These regulatory variations – at the state level and the level of the traditional financial system – present the next level of friction in the ecosystem, according to Brian Stoeckert, managing director of digital currency consulting firm CoinComply.
“Whether people want to believe this or not,” he said, “if you’re in the regulated financial services world of digital currency, you need – if you want to operate – a US bank account because you want to have ACH or wire transfers.”
But companies are grappling with how to give confidence to regulators, bank authorities and customers; how to dispel fears around money laundering, security and fraud; how to reassure all parties that they won’t become victims of events like the ones that brought bitcoin into the limelight.
“You need to address those risks, you need to have consumer confidence,” said John Beccia, general counsel and chief compliance officer at digital money platform Circle Internet Financial. “People need to feel that this is another legitimate payments vehicle and so you need to have that [regulation] in place.”
He added that Circle does full KYC procedures, venturing that it might even do more than traditional banks. It looks at IP addresses, geo-location, document validation, visual recognition – a technology company can build its KYC system from the ground up, without having to work with legacy systems.
This is an industry where new companies seem to sprout up daily. Stoeckert said the market demand for engagement is significant, and that although there is a lack of faith in trustful companies, there is an increasing number of them putting consumers at ease.
“Is that going to push the traditional financial institutions to try and keep up? I absolutely think so. I think they’re going to be in a hard position to do that,” he said.
“The more we hear about these privacy data leaks and cybersecurity aspects, I wonder if that’s going to be the backend to more digital currency-based methods […] Maybe there’s going to come a time where people don’t want to be able to turn over that much information for day-to-day purchases, and that may end up being a use case for it.”
Digital identity and financial autonomy
Millennials are a highly digital demographic moving the payments industry of the developed world. They are 20 to 35 years old, 52% of them have used mobile payments and 18% expect to use digital currencies on a weekly basis by 2020.
“[They’re] looking at the technology, growing up in technology, [there’s] very minimal use of the traditional financial system right now,” Stoeckert said. “They get paid in ACH, they utilize and transfer money through mobile devices, they share rides, they share apartments – the sharing mechanism is a key component that we’re looking at.”
But in the developing world that doesn’t have access to the global banking system and where individuals might not have access to banking services, digital identity is the heart of the matter.
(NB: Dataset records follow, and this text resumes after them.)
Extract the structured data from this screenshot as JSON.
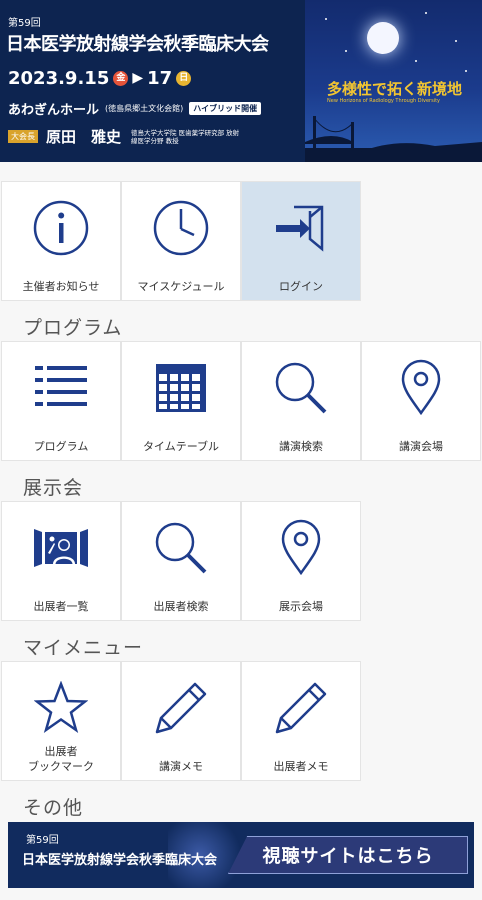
{
  "header": {
    "edition": "第59回",
    "title": "日本医学放射線学会秋季臨床大会",
    "date_start": "2023.9.15",
    "day_start": "金",
    "date_end": "17",
    "day_end": "日",
    "venue": "あわぎんホール",
    "venue_note": "(徳島県郷土文化会館)",
    "hybrid": "ハイブリッド開催",
    "chair_tag": "大会長",
    "chair_name": "原田　雅史",
    "chair_affiliation": "徳島大学大学院 医歯薬学研究部 放射線医学分野 教授",
    "slogan": "多様性で拓く新境地",
    "slogan_en": "New Horizons of Radiology Through Diversity"
  },
  "colors": {
    "navy": "#0d2450",
    "icon": "#1f3d8c",
    "active_tile": "#d3e1ee",
    "accent_gold": "#f2c531"
  },
  "top_tiles": [
    {
      "label": "主催者お知らせ",
      "icon": "info-icon"
    },
    {
      "label": "マイスケジュール",
      "icon": "clock-icon"
    },
    {
      "label": "ログイン",
      "icon": "login-icon"
    }
  ],
  "sections": {
    "program": {
      "title": "プログラム",
      "tiles": [
        {
          "label": "プログラム",
          "icon": "list-icon"
        },
        {
          "label": "タイムテーブル",
          "icon": "calendar-icon"
        },
        {
          "label": "講演検索",
          "icon": "search-icon"
        },
        {
          "label": "講演会場",
          "icon": "location-pin-icon"
        }
      ]
    },
    "exhibition": {
      "title": "展示会",
      "tiles": [
        {
          "label": "出展者一覧",
          "icon": "exhibitor-icon"
        },
        {
          "label": "出展者検索",
          "icon": "search-icon"
        },
        {
          "label": "展示会場",
          "icon": "location-pin-icon"
        }
      ]
    },
    "mymenu": {
      "title": "マイメニュー",
      "tiles": [
        {
          "label_line1": "出展者",
          "label_line2": "ブックマーク",
          "icon": "star-icon"
        },
        {
          "label": "講演メモ",
          "icon": "pencil-icon"
        },
        {
          "label": "出展者メモ",
          "icon": "pencil-icon"
        }
      ]
    },
    "other": {
      "title": "その他"
    }
  },
  "bottom_banner": {
    "edition": "第59回",
    "title": "日本医学放射線学会秋季臨床大会",
    "cta": "視聴サイトはこちら"
  }
}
Lack of identity is precisely the issue with the so-called “unbanked”, said Michael Casey, a Wall Street Journal global finance senior columnist and co-author of The Age of Cryptocurrency. He argues that there is enormous economic power in giving people their identity and creditworthiness.
“Whether or not they have the documents themselves there’s just no way to prove who you are. You can own your land but you can’t mortgage it and turn it into an asset as we can, and that just retards growth.”
“If we build identities around these alternative measures,” he added, “the concern is always that the centralized figure – whether it’s Google or PayPal – owns your information.”
It was perhaps Casey that spoke most directly to the abilities of bitcoin to influence the global financial system, adding:
“This is where the blockchain comes in: Give people the power to recognize that they can withhold certain information because they can control it.”